Emerging Insight #:

  150
 

Date of Release:

  November 21, 2018
 

Subtopics:

  Impact, Composite products
 

Source:

  The Facility and Cenfri
 
 

Joint reflections from ILO’s Impact Insurance Facility and Cenfri

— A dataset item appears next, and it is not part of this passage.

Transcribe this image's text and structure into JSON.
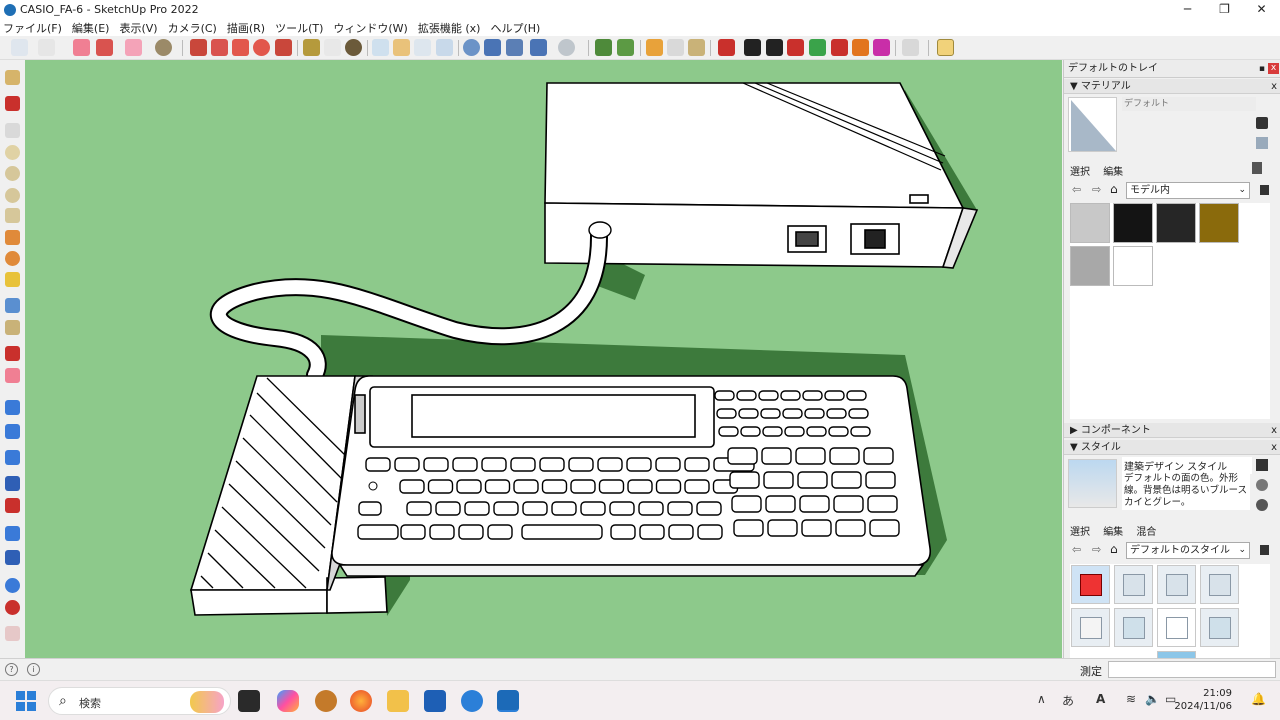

The ILO’s Impact Insurance Facility turned 10 this year, along with our close partner, Cenfri. Together we have taken stock of progress made over the last decade and, most importantly, what needs to come next.
 
The world of risk is changing and insurance matters more than ever. The last 10 years have seen a significant uptake of insurance by emerging consumers, driven by large aggregators like banks, microfinance institutions, mobile network operators, and retailers. However, products offered through these channels typically meet the needs of these aggregators, while value for clients remains elusive.
 
Insurance markets typically evolve through different stages of development. Most developing countries are stuck in the second stage (see graphic below), with group and bundled products that offer limited choice. New technologies and the availability of data present opportunities to deepen voluntary use for those who can afford to pay. Another important development is that governments have an increasingly important role as enablers and providers of insurance services, including paying for premiums for those cannot afford it.
 

Figure: Stages of market development
 
In the coming decade, we expect to see more integrated risk management solutions – combining savings, credit and insurance – to offer greater value for consumers and small businesses. At the same time, a changing provider landscape may threaten the role of insurers, forcing them to adapt their business models and form partnerships with new digital players.
 
Market facilitation remains imperative to guide and support efforts to improve supply, stimulate demand and ensure that regulations evolve with the market. Without establishing a broader facilitative environment, innovations may be short-lived, not achieve scale or offer poor value.
 
To learn more about these trends, see Ten years, eight trends: Where does inclusive insurance go from here?